NATHANIEL R said...

Right?

the reason I even went there is that the gays aren't really into Norma Shearer... as far as I've been able to tell. My obsession with her often draws a blank from people.

And Greer Garson, too... I mean she has a few notable champions in gayland (Hi Charles Busch) but not half as many as she needs.

NATHANIEL R said...

nothingiswritten I was about to mention her in the next post too and I'm like STOP THE MADNESS. These things come in waves. ;)

Runs Like A Gay said...

I desperate want to like Norma and Greer, but their filmography lacks the high camp of their more outre peers.

Let's face it, The Women aside Norma is probably best known for stodgy studio epics like Marie Antoinette and Romeo and Juliet (far too old for both parts).

Greer I know much better - but really she's only ever beautifully serene supportive wife (Mrs. Miniver/Goodbye Mr. Chips) or on the biopic production line (Madame Curie/the recently released Sunrise at Campobello).

When you're competing with contempories with back catalogues stuffed with Grand Guignol or juicy "Woman's Pictures" like Joan Crawford there really is little for the average guy to warm to.

crazycris said...

Speaking of Classic Movies... whatever happened to Swing Time Nat? My post is feeling a bit lonely out there! :p

NATHANIEL R said...

crazycris... i have had tremendous trouble getting my act together in terms of managing my various queues properly, the video stores don't have it and for whatever reason I haven't been able to find it in stores on various errands (it seems to only be sold in those $100 box sets).

at this point it's like a comedy of errors that I can't get to it. ARGH. it's a message from the universe about my musical of the month series :( although sometimes I don't listen so well to messages and just keep barrelling on.

Bing147 said...

Sunrise at Campobello, The Abdication and Interrupted Melody all come to mind as movies I've wanted to see for some time which are in this. I may very well order Abdication now, Ullmann is one of my very favorite actresses and I've heard she's fantastic.

Seeing_I said...

If they make Busby Berkeley / Al Jolson sleaze-fest WONDER BAR available, I will kiss somebody's feet. Seriously!

Michael said...

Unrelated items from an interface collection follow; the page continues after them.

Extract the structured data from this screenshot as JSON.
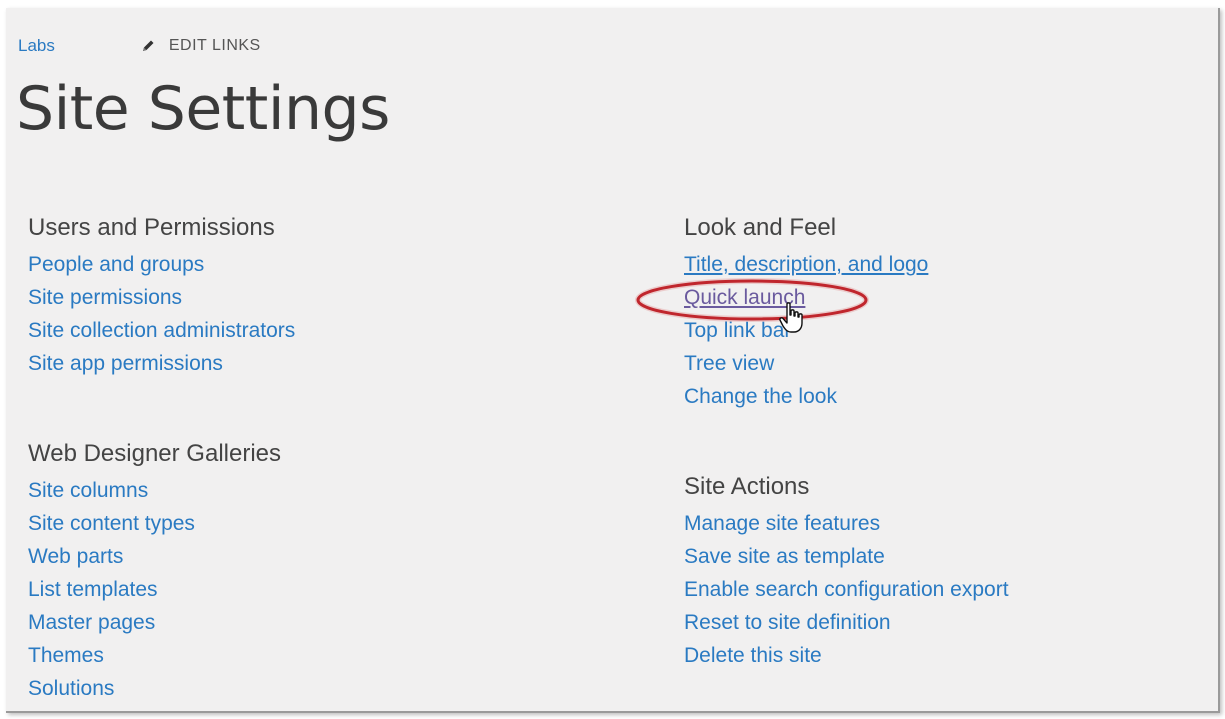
{
  "breadcrumb": {
    "site": "Labs",
    "edit_links": "EDIT LINKS"
  },
  "page_title": "Site Settings",
  "sections": {
    "users_permissions": {
      "heading": "Users and Permissions",
      "links": [
        "People and groups",
        "Site permissions",
        "Site collection administrators",
        "Site app permissions"
      ]
    },
    "web_designer": {
      "heading": "Web Designer Galleries",
      "links": [
        "Site columns",
        "Site content types",
        "Web parts",
        "List templates",
        "Master pages",
        "Themes",
        "Solutions"
      ]
    },
    "look_feel": {
      "heading": "Look and Feel",
      "links": [
        "Title, description, and logo",
        "Quick launch",
        "Top link bar",
        "Tree view",
        "Change the look"
      ]
    },
    "site_actions": {
      "heading": "Site Actions",
      "links": [
        "Manage site features",
        "Save site as template",
        "Enable search configuration export",
        "Reset to site definition",
        "Delete this site"
      ]
    }
  },
  "colors": {
    "link": "#2a7ac2",
    "visited": "#6a5a9e",
    "highlight": "#c0262d",
    "background": "#f1f0f0"
  },
  "icons": {
    "edit": "pencil-icon",
    "cursor": "hand-pointer-icon"
  }
}
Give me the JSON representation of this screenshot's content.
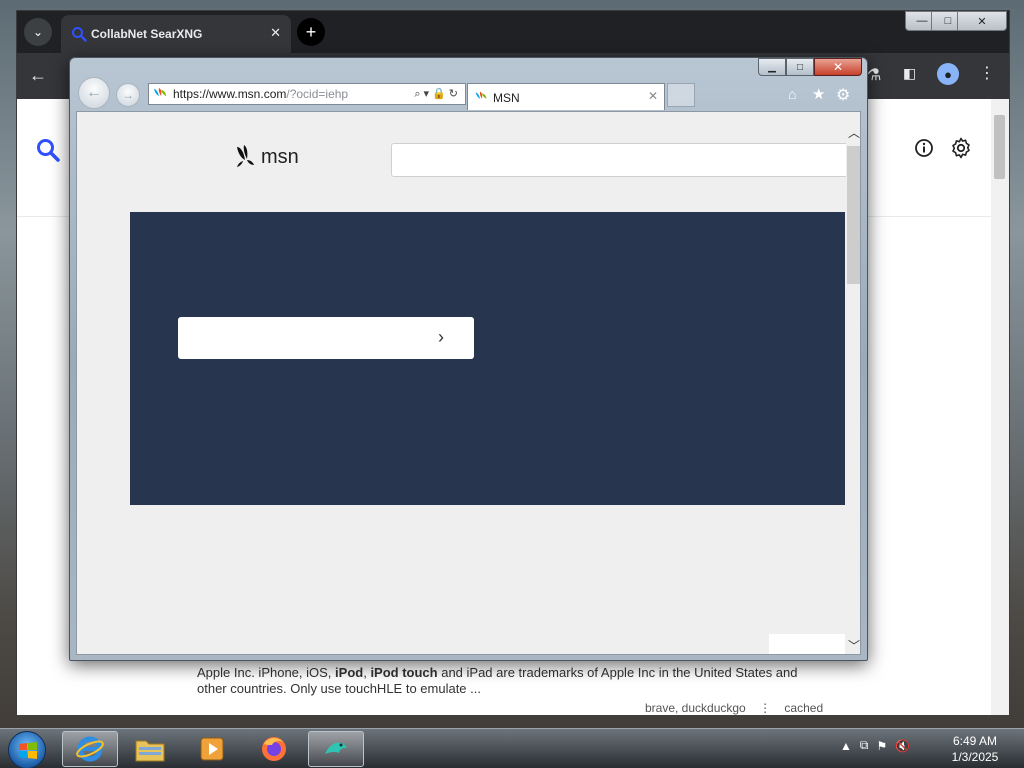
{
  "chrome": {
    "tab_title": "CollabNet SearXNG",
    "tab_close": "✕",
    "new_tab": "+",
    "min": "—",
    "max": "□",
    "close": "✕"
  },
  "searx": {
    "snippet_line1_pre": "Apple Inc. iPhone, iOS, ",
    "snippet_bold1": "iPod",
    "snippet_mid": ", ",
    "snippet_bold2": "iPod touch",
    "snippet_line1_post": " and iPad are trademarks of Apple Inc in the United States and",
    "snippet_line2": "other countries. Only use touchHLE to emulate ...",
    "engines": "brave, duckduckgo",
    "more": "⋮",
    "cached": "cached"
  },
  "ie": {
    "url_host": "https://www.msn.com",
    "url_rest": "/?ocid=iehp",
    "addr_icons": "⌕▾🔒↻",
    "tab_title": "MSN",
    "tab_close": "✕",
    "min": "▁",
    "max": "□",
    "close": "✕"
  },
  "msn": {
    "logo_text": "msn",
    "hero_chevron": "›"
  },
  "taskbar": {
    "time": "6:49 AM",
    "date": "1/3/2025"
  },
  "colors": {
    "hero_bg": "#28354f",
    "ie_close": "#c6402a",
    "chrome_bg": "#202124",
    "searx_accent": "#3050ff"
  },
  "icons": {
    "tab_search": "chevron-down-icon",
    "chrome_back": "arrow-left-icon",
    "chrome_labs": "flask-icon",
    "chrome_side": "side-panel-icon",
    "chrome_profile": "profile-icon",
    "chrome_menu": "kebab-menu-icon",
    "searx_search": "search-icon",
    "searx_info": "info-icon",
    "searx_settings": "gear-icon",
    "ie_home": "home-icon",
    "ie_favorites": "star-icon",
    "ie_tools": "gear-icon"
  }
}
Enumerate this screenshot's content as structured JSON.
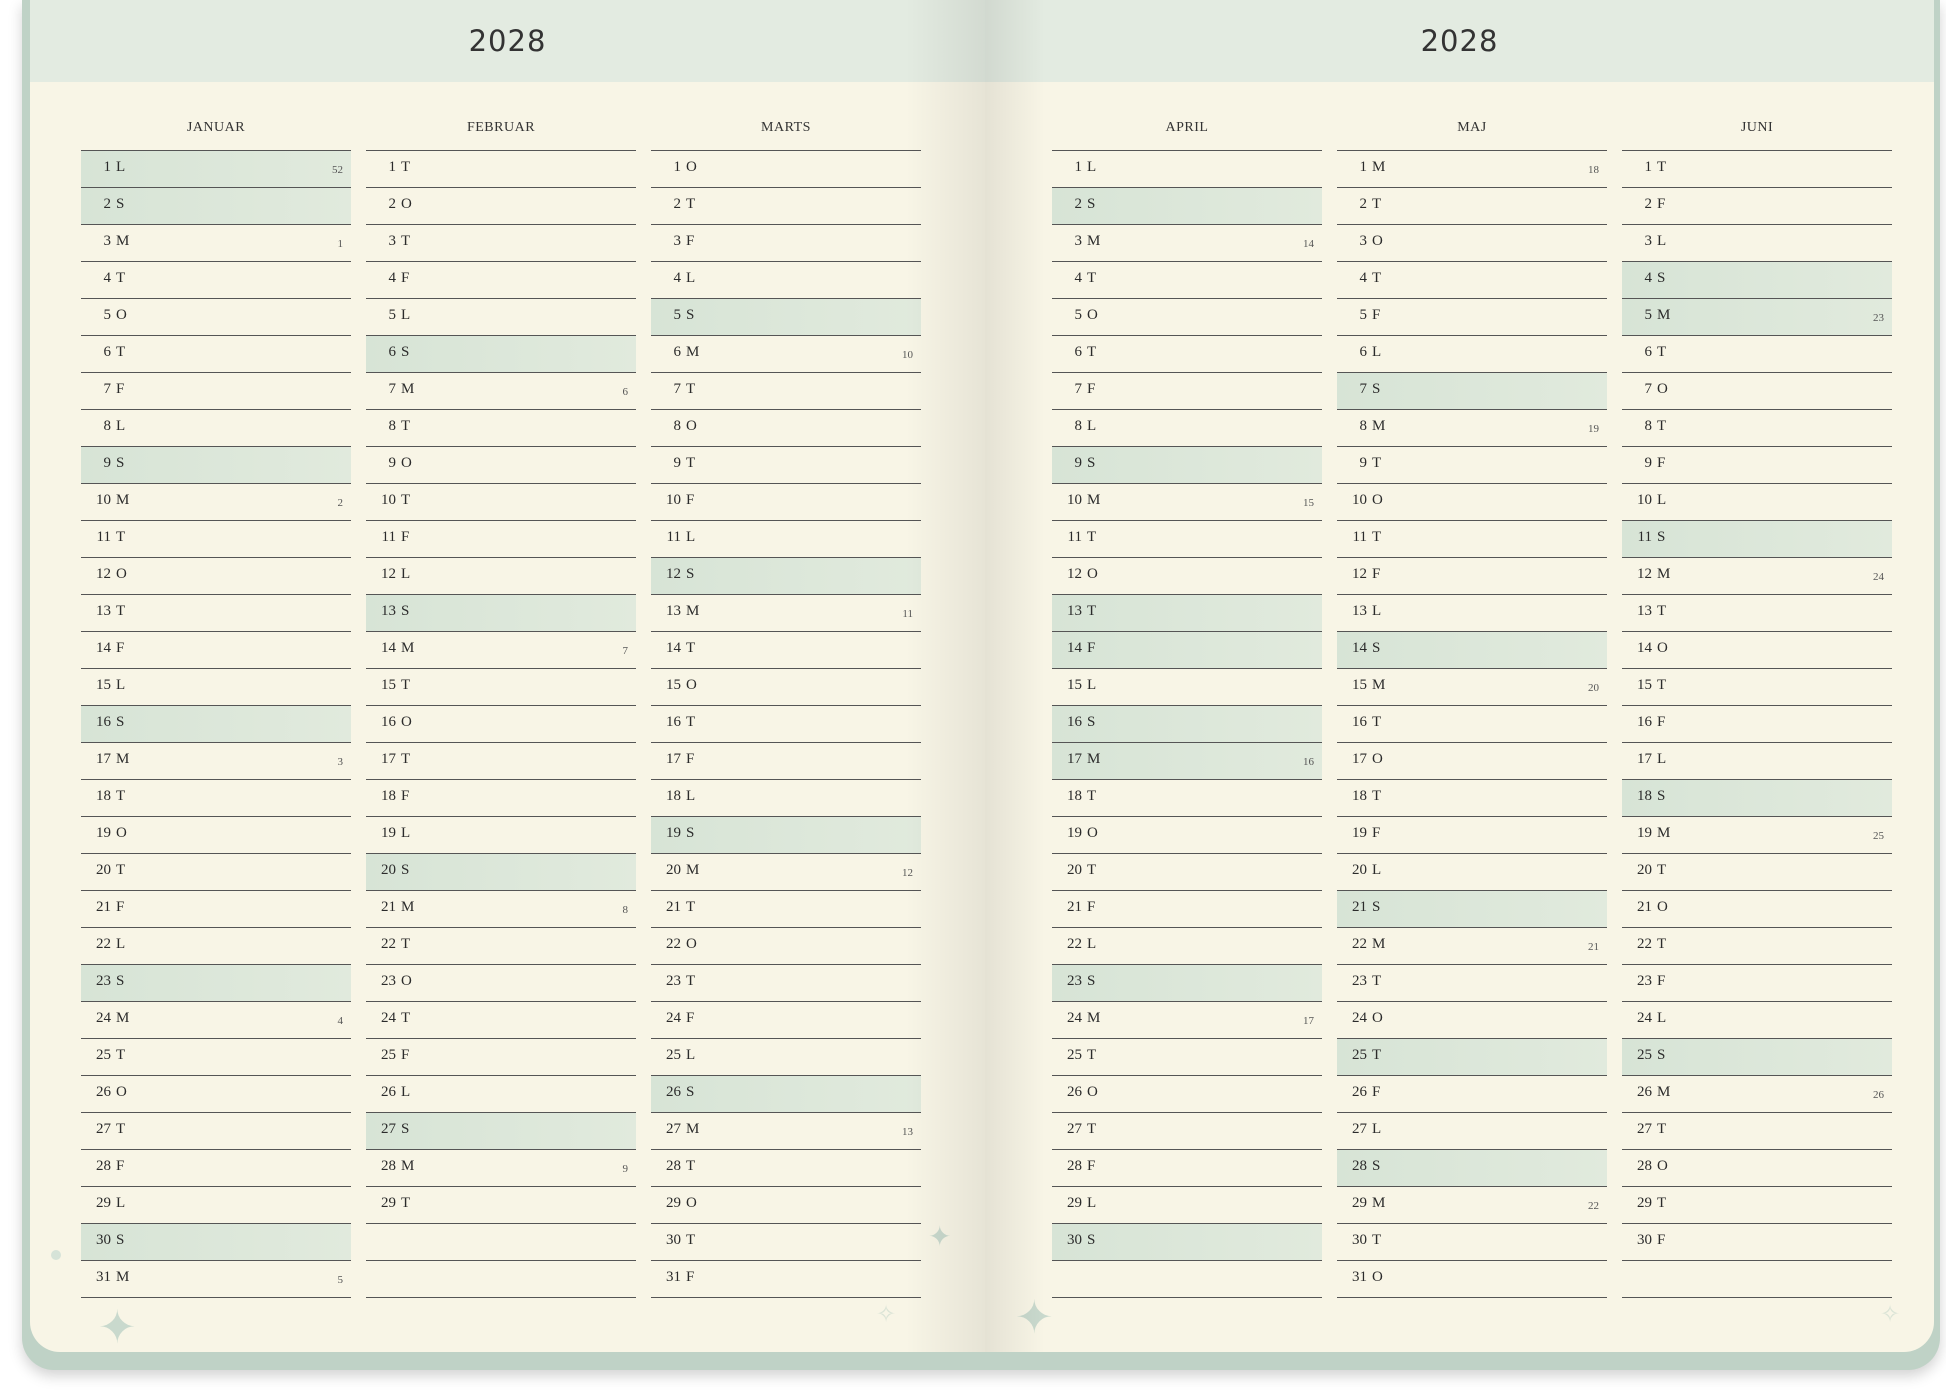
{
  "spreads": [
    {
      "year": "2028",
      "months": [
        {
          "name": "JANUAR",
          "days": [
            {
              "d": "1",
              "l": "L",
              "w": true,
              "wk": "52"
            },
            {
              "d": "2",
              "l": "S",
              "w": true
            },
            {
              "d": "3",
              "l": "M",
              "wk": "1"
            },
            {
              "d": "4",
              "l": "T"
            },
            {
              "d": "5",
              "l": "O"
            },
            {
              "d": "6",
              "l": "T"
            },
            {
              "d": "7",
              "l": "F"
            },
            {
              "d": "8",
              "l": "L"
            },
            {
              "d": "9",
              "l": "S",
              "w": true
            },
            {
              "d": "10",
              "l": "M",
              "wk": "2"
            },
            {
              "d": "11",
              "l": "T"
            },
            {
              "d": "12",
              "l": "O"
            },
            {
              "d": "13",
              "l": "T"
            },
            {
              "d": "14",
              "l": "F"
            },
            {
              "d": "15",
              "l": "L"
            },
            {
              "d": "16",
              "l": "S",
              "w": true
            },
            {
              "d": "17",
              "l": "M",
              "wk": "3"
            },
            {
              "d": "18",
              "l": "T"
            },
            {
              "d": "19",
              "l": "O"
            },
            {
              "d": "20",
              "l": "T"
            },
            {
              "d": "21",
              "l": "F"
            },
            {
              "d": "22",
              "l": "L"
            },
            {
              "d": "23",
              "l": "S",
              "w": true
            },
            {
              "d": "24",
              "l": "M",
              "wk": "4"
            },
            {
              "d": "25",
              "l": "T"
            },
            {
              "d": "26",
              "l": "O"
            },
            {
              "d": "27",
              "l": "T"
            },
            {
              "d": "28",
              "l": "F"
            },
            {
              "d": "29",
              "l": "L"
            },
            {
              "d": "30",
              "l": "S",
              "w": true
            },
            {
              "d": "31",
              "l": "M",
              "wk": "5"
            }
          ]
        },
        {
          "name": "FEBRUAR",
          "days": [
            {
              "d": "1",
              "l": "T"
            },
            {
              "d": "2",
              "l": "O"
            },
            {
              "d": "3",
              "l": "T"
            },
            {
              "d": "4",
              "l": "F"
            },
            {
              "d": "5",
              "l": "L"
            },
            {
              "d": "6",
              "l": "S",
              "w": true
            },
            {
              "d": "7",
              "l": "M",
              "wk": "6"
            },
            {
              "d": "8",
              "l": "T"
            },
            {
              "d": "9",
              "l": "O"
            },
            {
              "d": "10",
              "l": "T"
            },
            {
              "d": "11",
              "l": "F"
            },
            {
              "d": "12",
              "l": "L"
            },
            {
              "d": "13",
              "l": "S",
              "w": true
            },
            {
              "d": "14",
              "l": "M",
              "wk": "7"
            },
            {
              "d": "15",
              "l": "T"
            },
            {
              "d": "16",
              "l": "O"
            },
            {
              "d": "17",
              "l": "T"
            },
            {
              "d": "18",
              "l": "F"
            },
            {
              "d": "19",
              "l": "L"
            },
            {
              "d": "20",
              "l": "S",
              "w": true
            },
            {
              "d": "21",
              "l": "M",
              "wk": "8"
            },
            {
              "d": "22",
              "l": "T"
            },
            {
              "d": "23",
              "l": "O"
            },
            {
              "d": "24",
              "l": "T"
            },
            {
              "d": "25",
              "l": "F"
            },
            {
              "d": "26",
              "l": "L"
            },
            {
              "d": "27",
              "l": "S",
              "w": true
            },
            {
              "d": "28",
              "l": "M",
              "wk": "9"
            },
            {
              "d": "29",
              "l": "T"
            }
          ]
        },
        {
          "name": "MARTS",
          "days": [
            {
              "d": "1",
              "l": "O"
            },
            {
              "d": "2",
              "l": "T"
            },
            {
              "d": "3",
              "l": "F"
            },
            {
              "d": "4",
              "l": "L"
            },
            {
              "d": "5",
              "l": "S",
              "w": true
            },
            {
              "d": "6",
              "l": "M",
              "wk": "10"
            },
            {
              "d": "7",
              "l": "T"
            },
            {
              "d": "8",
              "l": "O"
            },
            {
              "d": "9",
              "l": "T"
            },
            {
              "d": "10",
              "l": "F"
            },
            {
              "d": "11",
              "l": "L"
            },
            {
              "d": "12",
              "l": "S",
              "w": true
            },
            {
              "d": "13",
              "l": "M",
              "wk": "11"
            },
            {
              "d": "14",
              "l": "T"
            },
            {
              "d": "15",
              "l": "O"
            },
            {
              "d": "16",
              "l": "T"
            },
            {
              "d": "17",
              "l": "F"
            },
            {
              "d": "18",
              "l": "L"
            },
            {
              "d": "19",
              "l": "S",
              "w": true
            },
            {
              "d": "20",
              "l": "M",
              "wk": "12"
            },
            {
              "d": "21",
              "l": "T"
            },
            {
              "d": "22",
              "l": "O"
            },
            {
              "d": "23",
              "l": "T"
            },
            {
              "d": "24",
              "l": "F"
            },
            {
              "d": "25",
              "l": "L"
            },
            {
              "d": "26",
              "l": "S",
              "w": true
            },
            {
              "d": "27",
              "l": "M",
              "wk": "13"
            },
            {
              "d": "28",
              "l": "T"
            },
            {
              "d": "29",
              "l": "O"
            },
            {
              "d": "30",
              "l": "T"
            },
            {
              "d": "31",
              "l": "F"
            }
          ]
        }
      ]
    },
    {
      "year": "2028",
      "months": [
        {
          "name": "APRIL",
          "days": [
            {
              "d": "1",
              "l": "L"
            },
            {
              "d": "2",
              "l": "S",
              "w": true
            },
            {
              "d": "3",
              "l": "M",
              "wk": "14"
            },
            {
              "d": "4",
              "l": "T"
            },
            {
              "d": "5",
              "l": "O"
            },
            {
              "d": "6",
              "l": "T"
            },
            {
              "d": "7",
              "l": "F"
            },
            {
              "d": "8",
              "l": "L"
            },
            {
              "d": "9",
              "l": "S",
              "w": true
            },
            {
              "d": "10",
              "l": "M",
              "wk": "15"
            },
            {
              "d": "11",
              "l": "T"
            },
            {
              "d": "12",
              "l": "O"
            },
            {
              "d": "13",
              "l": "T",
              "w": true
            },
            {
              "d": "14",
              "l": "F",
              "w": true
            },
            {
              "d": "15",
              "l": "L"
            },
            {
              "d": "16",
              "l": "S",
              "w": true
            },
            {
              "d": "17",
              "l": "M",
              "w": true,
              "wk": "16"
            },
            {
              "d": "18",
              "l": "T"
            },
            {
              "d": "19",
              "l": "O"
            },
            {
              "d": "20",
              "l": "T"
            },
            {
              "d": "21",
              "l": "F"
            },
            {
              "d": "22",
              "l": "L"
            },
            {
              "d": "23",
              "l": "S",
              "w": true
            },
            {
              "d": "24",
              "l": "M",
              "wk": "17"
            },
            {
              "d": "25",
              "l": "T"
            },
            {
              "d": "26",
              "l": "O"
            },
            {
              "d": "27",
              "l": "T"
            },
            {
              "d": "28",
              "l": "F"
            },
            {
              "d": "29",
              "l": "L"
            },
            {
              "d": "30",
              "l": "S",
              "w": true
            }
          ]
        },
        {
          "name": "MAJ",
          "days": [
            {
              "d": "1",
              "l": "M",
              "wk": "18"
            },
            {
              "d": "2",
              "l": "T"
            },
            {
              "d": "3",
              "l": "O"
            },
            {
              "d": "4",
              "l": "T"
            },
            {
              "d": "5",
              "l": "F"
            },
            {
              "d": "6",
              "l": "L"
            },
            {
              "d": "7",
              "l": "S",
              "w": true
            },
            {
              "d": "8",
              "l": "M",
              "wk": "19"
            },
            {
              "d": "9",
              "l": "T"
            },
            {
              "d": "10",
              "l": "O"
            },
            {
              "d": "11",
              "l": "T"
            },
            {
              "d": "12",
              "l": "F"
            },
            {
              "d": "13",
              "l": "L"
            },
            {
              "d": "14",
              "l": "S",
              "w": true
            },
            {
              "d": "15",
              "l": "M",
              "wk": "20"
            },
            {
              "d": "16",
              "l": "T"
            },
            {
              "d": "17",
              "l": "O"
            },
            {
              "d": "18",
              "l": "T"
            },
            {
              "d": "19",
              "l": "F"
            },
            {
              "d": "20",
              "l": "L"
            },
            {
              "d": "21",
              "l": "S",
              "w": true
            },
            {
              "d": "22",
              "l": "M",
              "wk": "21"
            },
            {
              "d": "23",
              "l": "T"
            },
            {
              "d": "24",
              "l": "O"
            },
            {
              "d": "25",
              "l": "T",
              "w": true
            },
            {
              "d": "26",
              "l": "F"
            },
            {
              "d": "27",
              "l": "L"
            },
            {
              "d": "28",
              "l": "S",
              "w": true
            },
            {
              "d": "29",
              "l": "M",
              "wk": "22"
            },
            {
              "d": "30",
              "l": "T"
            },
            {
              "d": "31",
              "l": "O"
            }
          ]
        },
        {
          "name": "JUNI",
          "days": [
            {
              "d": "1",
              "l": "T"
            },
            {
              "d": "2",
              "l": "F"
            },
            {
              "d": "3",
              "l": "L"
            },
            {
              "d": "4",
              "l": "S",
              "w": true
            },
            {
              "d": "5",
              "l": "M",
              "w": true,
              "wk": "23"
            },
            {
              "d": "6",
              "l": "T"
            },
            {
              "d": "7",
              "l": "O"
            },
            {
              "d": "8",
              "l": "T"
            },
            {
              "d": "9",
              "l": "F"
            },
            {
              "d": "10",
              "l": "L"
            },
            {
              "d": "11",
              "l": "S",
              "w": true
            },
            {
              "d": "12",
              "l": "M",
              "wk": "24"
            },
            {
              "d": "13",
              "l": "T"
            },
            {
              "d": "14",
              "l": "O"
            },
            {
              "d": "15",
              "l": "T"
            },
            {
              "d": "16",
              "l": "F"
            },
            {
              "d": "17",
              "l": "L"
            },
            {
              "d": "18",
              "l": "S",
              "w": true
            },
            {
              "d": "19",
              "l": "M",
              "wk": "25"
            },
            {
              "d": "20",
              "l": "T"
            },
            {
              "d": "21",
              "l": "O"
            },
            {
              "d": "22",
              "l": "T"
            },
            {
              "d": "23",
              "l": "F"
            },
            {
              "d": "24",
              "l": "L"
            },
            {
              "d": "25",
              "l": "S",
              "w": true
            },
            {
              "d": "26",
              "l": "M",
              "wk": "26"
            },
            {
              "d": "27",
              "l": "T"
            },
            {
              "d": "28",
              "l": "O"
            },
            {
              "d": "29",
              "l": "T"
            },
            {
              "d": "30",
              "l": "F"
            }
          ]
        }
      ]
    }
  ],
  "decorations": {
    "icon": "sparkle-icon",
    "accent_color": "#d7e4d6",
    "cover_color": "#bfd2c6"
  }
}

This is a tiny little bone thrown to film lovers from the ABSOLUTE WORST studio to deal with from a revival house perspective. They don't let their 35mm prints out to small revival houses, period. And they control their own titles, along with RKO and a bunch of other small studios, which means that small revival houses don't get to show literally hundreds of great movies. For just one example, a certain midwestern revival house couldn't show I Walked with a Zombie because the 16mm distributor didn't have a 16mm print of it, and Warner Bros. wouldn't allow the use of their 35mm print. Warner Bros. is the devil, and the enemy of repertory cinema.

Michael said...

Plus these are DVRs, so they're not going to last as long as regular DVDs. I HATE Warner Bros. They're the enemy of film lovers.